'''
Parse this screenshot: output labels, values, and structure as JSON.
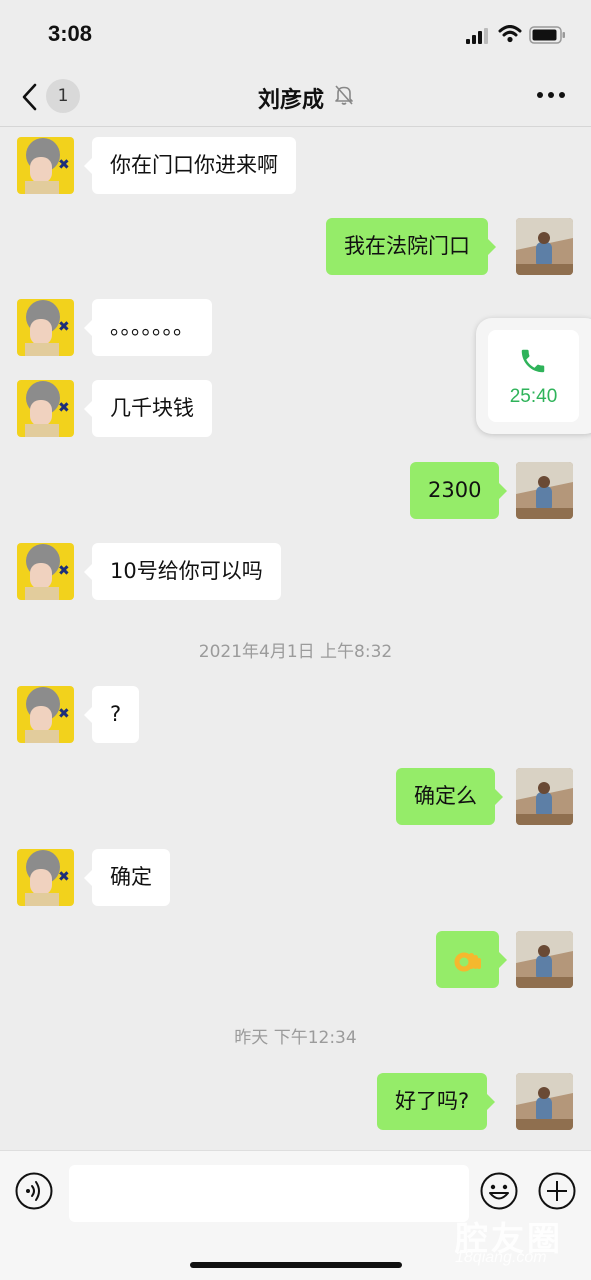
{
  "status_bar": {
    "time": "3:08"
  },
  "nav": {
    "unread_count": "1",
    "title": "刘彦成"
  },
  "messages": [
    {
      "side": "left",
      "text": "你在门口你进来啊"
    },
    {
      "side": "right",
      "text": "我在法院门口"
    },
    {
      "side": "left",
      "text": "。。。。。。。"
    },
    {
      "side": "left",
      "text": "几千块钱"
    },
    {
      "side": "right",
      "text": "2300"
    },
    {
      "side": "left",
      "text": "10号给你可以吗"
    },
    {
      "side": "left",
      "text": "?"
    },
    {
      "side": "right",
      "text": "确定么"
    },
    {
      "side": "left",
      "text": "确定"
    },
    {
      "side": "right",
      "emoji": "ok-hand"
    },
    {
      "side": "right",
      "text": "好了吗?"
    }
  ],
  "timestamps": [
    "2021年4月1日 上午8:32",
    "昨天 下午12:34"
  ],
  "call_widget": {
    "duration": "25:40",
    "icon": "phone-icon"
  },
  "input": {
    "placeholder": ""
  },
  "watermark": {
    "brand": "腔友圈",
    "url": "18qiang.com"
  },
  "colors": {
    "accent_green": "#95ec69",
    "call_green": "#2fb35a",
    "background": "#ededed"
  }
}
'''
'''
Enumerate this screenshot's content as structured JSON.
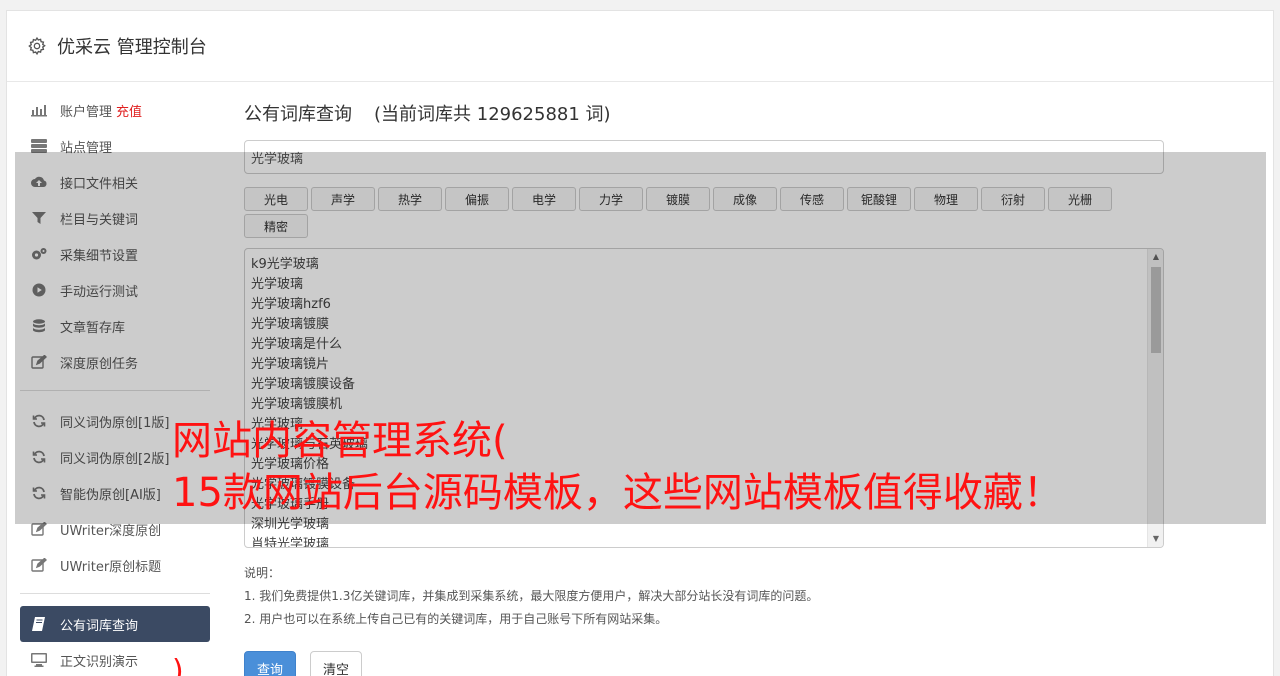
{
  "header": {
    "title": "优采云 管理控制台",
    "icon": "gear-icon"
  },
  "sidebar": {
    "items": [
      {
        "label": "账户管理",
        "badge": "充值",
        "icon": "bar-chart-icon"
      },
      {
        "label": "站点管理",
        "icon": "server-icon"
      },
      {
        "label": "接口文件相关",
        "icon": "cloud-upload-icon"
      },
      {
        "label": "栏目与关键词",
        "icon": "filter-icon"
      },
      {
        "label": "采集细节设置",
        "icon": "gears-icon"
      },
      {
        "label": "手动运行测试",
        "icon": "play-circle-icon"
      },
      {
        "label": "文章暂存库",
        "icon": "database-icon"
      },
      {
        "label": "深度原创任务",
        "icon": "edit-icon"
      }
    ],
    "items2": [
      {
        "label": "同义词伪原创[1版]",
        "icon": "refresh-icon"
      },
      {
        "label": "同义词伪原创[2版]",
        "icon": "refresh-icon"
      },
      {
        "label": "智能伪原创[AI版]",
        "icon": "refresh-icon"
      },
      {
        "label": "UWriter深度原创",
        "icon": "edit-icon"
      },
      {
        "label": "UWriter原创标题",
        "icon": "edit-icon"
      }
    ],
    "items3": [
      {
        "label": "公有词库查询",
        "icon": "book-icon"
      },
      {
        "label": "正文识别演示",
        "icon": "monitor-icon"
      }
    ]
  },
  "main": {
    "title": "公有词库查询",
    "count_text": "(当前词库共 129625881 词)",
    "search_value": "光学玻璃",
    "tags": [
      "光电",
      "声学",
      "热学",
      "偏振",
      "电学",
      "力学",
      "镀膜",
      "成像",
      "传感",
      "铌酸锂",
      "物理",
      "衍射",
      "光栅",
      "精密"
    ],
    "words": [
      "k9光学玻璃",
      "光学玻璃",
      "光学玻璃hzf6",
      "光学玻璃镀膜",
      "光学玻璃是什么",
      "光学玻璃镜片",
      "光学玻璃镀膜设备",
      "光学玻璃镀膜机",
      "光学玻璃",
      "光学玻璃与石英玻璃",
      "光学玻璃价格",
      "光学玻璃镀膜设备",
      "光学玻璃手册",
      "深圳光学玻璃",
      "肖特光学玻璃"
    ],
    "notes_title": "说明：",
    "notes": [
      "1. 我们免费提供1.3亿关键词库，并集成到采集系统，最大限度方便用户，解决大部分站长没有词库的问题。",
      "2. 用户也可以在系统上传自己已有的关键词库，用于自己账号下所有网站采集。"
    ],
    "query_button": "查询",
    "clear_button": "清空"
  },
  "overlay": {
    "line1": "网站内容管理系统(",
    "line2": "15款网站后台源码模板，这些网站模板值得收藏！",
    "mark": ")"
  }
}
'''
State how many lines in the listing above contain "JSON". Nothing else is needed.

2